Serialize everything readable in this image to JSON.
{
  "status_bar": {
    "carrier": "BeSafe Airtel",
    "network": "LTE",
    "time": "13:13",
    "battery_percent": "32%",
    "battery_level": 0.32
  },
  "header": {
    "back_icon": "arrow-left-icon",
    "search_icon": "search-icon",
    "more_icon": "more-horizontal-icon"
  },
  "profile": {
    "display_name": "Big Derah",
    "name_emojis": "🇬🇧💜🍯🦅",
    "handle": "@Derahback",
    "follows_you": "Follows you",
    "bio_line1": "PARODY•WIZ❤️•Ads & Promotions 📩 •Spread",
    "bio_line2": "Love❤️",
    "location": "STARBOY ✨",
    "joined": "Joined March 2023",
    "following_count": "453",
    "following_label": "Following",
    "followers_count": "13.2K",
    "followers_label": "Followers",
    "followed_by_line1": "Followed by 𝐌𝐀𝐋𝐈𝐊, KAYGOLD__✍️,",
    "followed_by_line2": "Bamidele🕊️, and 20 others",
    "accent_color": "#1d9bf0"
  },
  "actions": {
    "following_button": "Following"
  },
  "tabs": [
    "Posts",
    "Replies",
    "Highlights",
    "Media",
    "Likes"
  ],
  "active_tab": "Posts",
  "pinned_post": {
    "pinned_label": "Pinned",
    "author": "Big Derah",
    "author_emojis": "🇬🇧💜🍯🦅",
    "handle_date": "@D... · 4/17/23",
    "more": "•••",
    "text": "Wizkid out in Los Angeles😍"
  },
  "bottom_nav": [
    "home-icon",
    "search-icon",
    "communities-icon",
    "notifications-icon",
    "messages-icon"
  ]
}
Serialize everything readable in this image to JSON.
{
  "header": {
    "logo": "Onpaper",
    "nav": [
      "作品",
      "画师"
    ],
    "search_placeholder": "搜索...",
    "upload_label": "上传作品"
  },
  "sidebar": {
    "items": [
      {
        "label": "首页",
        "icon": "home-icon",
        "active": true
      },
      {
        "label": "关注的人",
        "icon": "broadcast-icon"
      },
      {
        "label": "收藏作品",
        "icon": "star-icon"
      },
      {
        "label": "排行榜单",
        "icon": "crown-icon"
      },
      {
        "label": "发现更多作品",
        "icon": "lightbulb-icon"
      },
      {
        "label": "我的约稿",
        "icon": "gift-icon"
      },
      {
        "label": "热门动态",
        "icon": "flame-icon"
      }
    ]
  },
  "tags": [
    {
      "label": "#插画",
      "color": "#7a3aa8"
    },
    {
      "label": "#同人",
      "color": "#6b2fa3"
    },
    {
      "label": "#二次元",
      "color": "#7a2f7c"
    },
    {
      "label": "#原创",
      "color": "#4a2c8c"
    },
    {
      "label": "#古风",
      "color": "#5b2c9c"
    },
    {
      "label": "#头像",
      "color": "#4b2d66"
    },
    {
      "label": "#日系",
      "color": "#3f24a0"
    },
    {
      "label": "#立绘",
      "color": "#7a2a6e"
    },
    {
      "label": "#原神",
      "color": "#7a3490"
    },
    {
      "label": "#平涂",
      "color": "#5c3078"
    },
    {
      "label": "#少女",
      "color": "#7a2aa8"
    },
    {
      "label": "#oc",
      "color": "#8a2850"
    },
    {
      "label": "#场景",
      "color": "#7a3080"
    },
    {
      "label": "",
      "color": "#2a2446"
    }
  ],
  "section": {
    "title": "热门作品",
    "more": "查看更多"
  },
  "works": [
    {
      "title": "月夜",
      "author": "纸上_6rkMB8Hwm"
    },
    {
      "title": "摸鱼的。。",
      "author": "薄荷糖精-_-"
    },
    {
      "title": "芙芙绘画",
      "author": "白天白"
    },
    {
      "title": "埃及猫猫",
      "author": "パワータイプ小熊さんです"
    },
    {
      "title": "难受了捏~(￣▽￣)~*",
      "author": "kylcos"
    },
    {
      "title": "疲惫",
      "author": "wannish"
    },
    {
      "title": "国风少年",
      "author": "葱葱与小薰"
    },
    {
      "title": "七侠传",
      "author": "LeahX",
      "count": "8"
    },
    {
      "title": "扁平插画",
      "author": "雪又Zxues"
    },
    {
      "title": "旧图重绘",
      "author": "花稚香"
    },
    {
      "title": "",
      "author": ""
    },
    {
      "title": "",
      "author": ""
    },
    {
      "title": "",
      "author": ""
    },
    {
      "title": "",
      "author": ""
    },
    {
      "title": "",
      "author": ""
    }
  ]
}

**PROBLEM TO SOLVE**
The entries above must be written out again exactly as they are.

**SOLUTION TO THIS TASK**
Serialize everything readable in this image to JSON.
{
  "status_bar": {
    "carrier": "BeSafe Airtel",
    "network": "LTE",
    "time": "13:13",
    "battery_percent": "32%",
    "battery_level": 0.32
  },
  "header": {
    "back_icon": "arrow-left-icon",
    "search_icon": "search-icon",
    "more_icon": "more-horizontal-icon"
  },
  "profile": {
    "display_name": "Big Derah",
    "name_emojis": "🇬🇧💜🍯🦅",
    "handle": "@Derahback",
    "follows_you": "Follows you",
    "bio_line1": "PARODY•WIZ❤️•Ads & Promotions 📩 •Spread",
    "bio_line2": "Love❤️",
    "location": "STARBOY ✨",
    "joined": "Joined March 2023",
    "following_count": "453",
    "following_label": "Following",
    "followers_count": "13.2K",
    "followers_label": "Followers",
    "followed_by_line1": "Followed by 𝐌𝐀𝐋𝐈𝐊, KAYGOLD__✍️,",
    "followed_by_line2": "Bamidele🕊️, and 20 others",
    "accent_color": "#1d9bf0"
  },
  "actions": {
    "following_button": "Following"
  },
  "tabs": [
    "Posts",
    "Replies",
    "Highlights",
    "Media",
    "Likes"
  ],
  "active_tab": "Posts",
  "pinned_post": {
    "pinned_label": "Pinned",
    "author": "Big Derah",
    "author_emojis": "🇬🇧💜🍯🦅",
    "handle_date": "@D... · 4/17/23",
    "more": "•••",
    "text": "Wizkid out in Los Angeles😍"
  },
  "bottom_nav": [
    "home-icon",
    "search-icon",
    "communities-icon",
    "notifications-icon",
    "messages-icon"
  ]
}
Serialize everything readable in this image to JSON.
{
  "header": {
    "logo": "Onpaper",
    "nav": [
      "作品",
      "画师"
    ],
    "search_placeholder": "搜索...",
    "upload_label": "上传作品"
  },
  "sidebar": {
    "items": [
      {
        "label": "首页",
        "icon": "home-icon",
        "active": true
      },
      {
        "label": "关注的人",
        "icon": "broadcast-icon"
      },
      {
        "label": "收藏作品",
        "icon": "star-icon"
      },
      {
        "label": "排行榜单",
        "icon": "crown-icon"
      },
      {
        "label": "发现更多作品",
        "icon": "lightbulb-icon"
      },
      {
        "label": "我的约稿",
        "icon": "gift-icon"
      },
      {
        "label": "热门动态",
        "icon": "flame-icon"
      }
    ]
  },
  "tags": [
    {
      "label": "#插画",
      "color": "#7a3aa8"
    },
    {
      "label": "#同人",
      "color": "#6b2fa3"
    },
    {
      "label": "#二次元",
      "color": "#7a2f7c"
    },
    {
      "label": "#原创",
      "color": "#4a2c8c"
    },
    {
      "label": "#古风",
      "color": "#5b2c9c"
    },
    {
      "label": "#头像",
      "color": "#4b2d66"
    },
    {
      "label": "#日系",
      "color": "#3f24a0"
    },
    {
      "label": "#立绘",
      "color": "#7a2a6e"
    },
    {
      "label": "#原神",
      "color": "#7a3490"
    },
    {
      "label": "#平涂",
      "color": "#5c3078"
    },
    {
      "label": "#少女",
      "color": "#7a2aa8"
    },
    {
      "label": "#oc",
      "color": "#8a2850"
    },
    {
      "label": "#场景",
      "color": "#7a3080"
    },
    {
      "label": "",
      "color": "#2a2446"
    }
  ],
  "section": {
    "title": "热门作品",
    "more": "查看更多"
  },
  "works": [
    {
      "title": "月夜",
      "author": "纸上_6rkMB8Hwm"
    },
    {
      "title": "摸鱼的。。",
      "author": "薄荷糖精-_-"
    },
    {
      "title": "芙芙绘画",
      "author": "白天白"
    },
    {
      "title": "埃及猫猫",
      "author": "パワータイプ小熊さんです"
    },
    {
      "title": "难受了捏~(￣▽￣)~*",
      "author": "kylcos"
    },
    {
      "title": "疲惫",
      "author": "wannish"
    },
    {
      "title": "国风少年",
      "author": "葱葱与小薰"
    },
    {
      "title": "七侠传",
      "author": "LeahX",
      "count": "8"
    },
    {
      "title": "扁平插画",
      "author": "雪又Zxues"
    },
    {
      "title": "旧图重绘",
      "author": "花稚香"
    },
    {
      "title": "",
      "author": ""
    },
    {
      "title": "",
      "author": ""
    },
    {
      "title": "",
      "author": ""
    },
    {
      "title": "",
      "author": ""
    },
    {
      "title": "",
      "author": ""
    }
  ]
}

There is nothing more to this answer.